Researchers from the Cancer Epidemiology Unit at the University of Oxford analyzed data from the European Prospective Investigation into Cancer and Nutrition (EPIC) heart study and found those who ate at least eight portions of fruit and vegetables every day were 22 percent less likely to die from ischemic heart disease than did those who consumed fewer than three portions a day.
The study followed 300,000 individuals (between the ages 40 and 85) with 1,636 deaths from ischemic heart disease. The findings showed a 4 percent reduction in IHD-related death risk for every additional portion of fruit and vegetables consumed above two portions. Respondents answered questions about diet, overall health, socio-economic status and lifestyle habits, including smoking, drinking and fitness regimens. Participants were followed for more than eight years.

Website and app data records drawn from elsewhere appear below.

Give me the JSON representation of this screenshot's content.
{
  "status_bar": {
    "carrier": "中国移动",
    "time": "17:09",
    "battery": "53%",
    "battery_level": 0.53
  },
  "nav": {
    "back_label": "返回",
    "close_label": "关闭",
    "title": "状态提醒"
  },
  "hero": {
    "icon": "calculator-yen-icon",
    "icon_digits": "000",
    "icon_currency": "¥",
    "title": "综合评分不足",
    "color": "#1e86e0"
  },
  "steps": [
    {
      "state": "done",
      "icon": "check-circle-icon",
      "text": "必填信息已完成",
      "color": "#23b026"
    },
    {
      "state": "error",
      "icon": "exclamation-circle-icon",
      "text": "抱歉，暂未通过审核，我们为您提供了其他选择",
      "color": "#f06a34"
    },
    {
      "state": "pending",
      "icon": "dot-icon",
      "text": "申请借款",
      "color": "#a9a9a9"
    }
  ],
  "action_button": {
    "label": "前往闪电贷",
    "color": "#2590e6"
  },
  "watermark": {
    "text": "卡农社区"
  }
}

Researchers were quick to point out that people who eat this many servings of fruit and vegetables every day were also more likely to lead healthier lifestyles to begin with, which would of course contribute to lower risk of ischemic heart disease-related death.
Dr. Francesca Crowe of the Cancer Epidemiology Unit said researchers were "unsure whether the association between fruit and vegetable intake and (lower) risk of ischemic heart disease is due to some other component of diet or lifestyle."
Ischemic heart disease results in decreased bloodflow to the heart, which can cause chest pain and heart attack if not treated. Heart disease is the number one killer of Americans, accounting for 616,067 deaths in 2009 alone, according to the Centers for Disease Control.